ABOUT THIS EXERCISE: Return all of the following entries as written, but without the images.

Entries from a dataset of interfaces:
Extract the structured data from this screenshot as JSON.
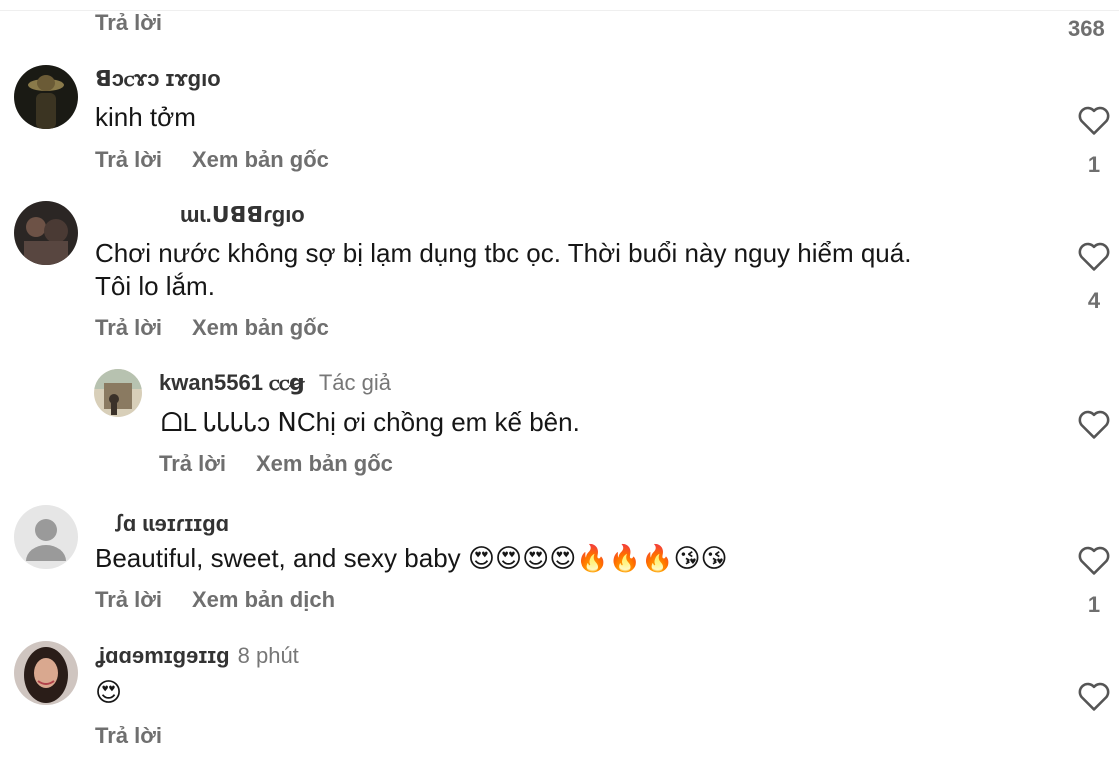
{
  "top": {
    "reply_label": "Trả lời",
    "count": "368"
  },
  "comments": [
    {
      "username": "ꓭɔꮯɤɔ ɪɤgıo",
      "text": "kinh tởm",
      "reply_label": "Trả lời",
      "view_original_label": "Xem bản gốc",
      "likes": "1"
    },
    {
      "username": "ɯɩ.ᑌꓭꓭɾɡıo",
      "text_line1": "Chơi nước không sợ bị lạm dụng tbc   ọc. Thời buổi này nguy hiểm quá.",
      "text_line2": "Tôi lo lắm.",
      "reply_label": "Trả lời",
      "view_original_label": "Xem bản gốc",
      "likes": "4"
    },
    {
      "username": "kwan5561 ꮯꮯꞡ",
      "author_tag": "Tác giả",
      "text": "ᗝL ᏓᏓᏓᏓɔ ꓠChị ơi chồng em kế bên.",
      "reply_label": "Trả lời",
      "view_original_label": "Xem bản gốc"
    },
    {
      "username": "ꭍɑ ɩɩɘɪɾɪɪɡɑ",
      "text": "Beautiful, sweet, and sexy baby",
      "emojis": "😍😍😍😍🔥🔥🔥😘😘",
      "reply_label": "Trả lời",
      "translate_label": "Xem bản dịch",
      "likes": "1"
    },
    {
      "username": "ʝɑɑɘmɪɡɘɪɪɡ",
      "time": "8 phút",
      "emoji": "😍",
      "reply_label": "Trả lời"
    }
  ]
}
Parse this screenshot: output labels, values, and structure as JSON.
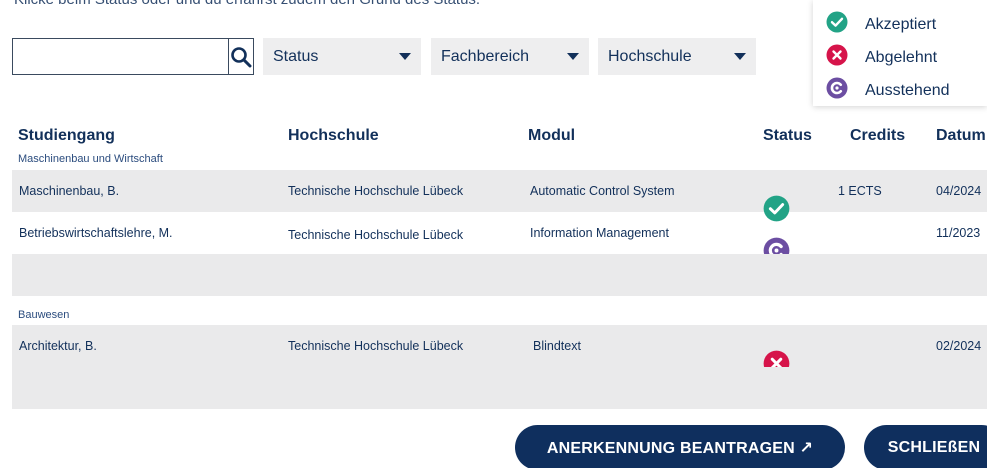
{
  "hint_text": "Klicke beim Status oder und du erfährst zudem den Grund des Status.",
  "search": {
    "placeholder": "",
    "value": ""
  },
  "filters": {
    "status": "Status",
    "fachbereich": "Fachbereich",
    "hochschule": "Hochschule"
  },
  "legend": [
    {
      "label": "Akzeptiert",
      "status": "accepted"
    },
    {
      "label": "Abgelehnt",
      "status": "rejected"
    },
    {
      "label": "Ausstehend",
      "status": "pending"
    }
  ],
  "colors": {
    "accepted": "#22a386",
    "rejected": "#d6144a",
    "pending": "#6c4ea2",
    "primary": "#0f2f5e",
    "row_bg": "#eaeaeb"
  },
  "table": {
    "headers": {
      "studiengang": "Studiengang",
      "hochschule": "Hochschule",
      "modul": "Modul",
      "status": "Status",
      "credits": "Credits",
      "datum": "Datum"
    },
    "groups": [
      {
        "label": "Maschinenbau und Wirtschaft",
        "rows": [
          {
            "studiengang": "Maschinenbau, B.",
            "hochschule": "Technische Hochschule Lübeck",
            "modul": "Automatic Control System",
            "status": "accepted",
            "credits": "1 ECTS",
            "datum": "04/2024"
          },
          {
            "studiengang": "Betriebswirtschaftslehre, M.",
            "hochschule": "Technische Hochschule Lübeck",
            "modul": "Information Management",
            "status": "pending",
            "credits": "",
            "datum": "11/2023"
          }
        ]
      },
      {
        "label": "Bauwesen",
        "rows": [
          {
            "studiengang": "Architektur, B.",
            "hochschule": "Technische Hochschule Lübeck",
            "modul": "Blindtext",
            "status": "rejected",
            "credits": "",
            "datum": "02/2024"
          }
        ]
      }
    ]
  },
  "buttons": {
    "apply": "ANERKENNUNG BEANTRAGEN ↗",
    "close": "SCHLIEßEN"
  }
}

OUTPUT:
Extract the structured data from this screenshot as JSON.
{
  "top": {
    "reply_label": "Trả lời",
    "count": "368"
  },
  "comments": [
    {
      "username": "ꓭɔꮯɤɔ ɪɤgıo",
      "text": "kinh tởm",
      "reply_label": "Trả lời",
      "view_original_label": "Xem bản gốc",
      "likes": "1"
    },
    {
      "username": "ɯɩ.ᑌꓭꓭɾɡıo",
      "text_line1": "Chơi nước không sợ bị lạm dụng tbc   ọc. Thời buổi này nguy hiểm quá.",
      "text_line2": "Tôi lo lắm.",
      "reply_label": "Trả lời",
      "view_original_label": "Xem bản gốc",
      "likes": "4"
    },
    {
      "username": "kwan5561 ꮯꮯꞡ",
      "author_tag": "Tác giả",
      "text": "ᗝL ᏓᏓᏓᏓɔ ꓠChị ơi chồng em kế bên.",
      "reply_label": "Trả lời",
      "view_original_label": "Xem bản gốc"
    },
    {
      "username": "ꭍɑ ɩɩɘɪɾɪɪɡɑ",
      "text": "Beautiful, sweet, and sexy baby",
      "emojis": "😍😍😍😍🔥🔥🔥😘😘",
      "reply_label": "Trả lời",
      "translate_label": "Xem bản dịch",
      "likes": "1"
    },
    {
      "username": "ʝɑɑɘmɪɡɘɪɪɡ",
      "time": "8 phút",
      "emoji": "😍",
      "reply_label": "Trả lời"
    }
  ]
}
Parse this screenshot: output labels, values, and structure as JSON.
{
  "hint_text": "Klicke beim Status oder und du erfährst zudem den Grund des Status.",
  "search": {
    "placeholder": "",
    "value": ""
  },
  "filters": {
    "status": "Status",
    "fachbereich": "Fachbereich",
    "hochschule": "Hochschule"
  },
  "legend": [
    {
      "label": "Akzeptiert",
      "status": "accepted"
    },
    {
      "label": "Abgelehnt",
      "status": "rejected"
    },
    {
      "label": "Ausstehend",
      "status": "pending"
    }
  ],
  "colors": {
    "accepted": "#22a386",
    "rejected": "#d6144a",
    "pending": "#6c4ea2",
    "primary": "#0f2f5e",
    "row_bg": "#eaeaeb"
  },
  "table": {
    "headers": {
      "studiengang": "Studiengang",
      "hochschule": "Hochschule",
      "modul": "Modul",
      "status": "Status",
      "credits": "Credits",
      "datum": "Datum"
    },
    "groups": [
      {
        "label": "Maschinenbau und Wirtschaft",
        "rows": [
          {
            "studiengang": "Maschinenbau, B.",
            "hochschule": "Technische Hochschule Lübeck",
            "modul": "Automatic Control System",
            "status": "accepted",
            "credits": "1 ECTS",
            "datum": "04/2024"
          },
          {
            "studiengang": "Betriebswirtschaftslehre, M.",
            "hochschule": "Technische Hochschule Lübeck",
            "modul": "Information Management",
            "status": "pending",
            "credits": "",
            "datum": "11/2023"
          }
        ]
      },
      {
        "label": "Bauwesen",
        "rows": [
          {
            "studiengang": "Architektur, B.",
            "hochschule": "Technische Hochschule Lübeck",
            "modul": "Blindtext",
            "status": "rejected",
            "credits": "",
            "datum": "02/2024"
          }
        ]
      }
    ]
  },
  "buttons": {
    "apply": "ANERKENNUNG BEANTRAGEN ↗",
    "close": "SCHLIEßEN"
  }
}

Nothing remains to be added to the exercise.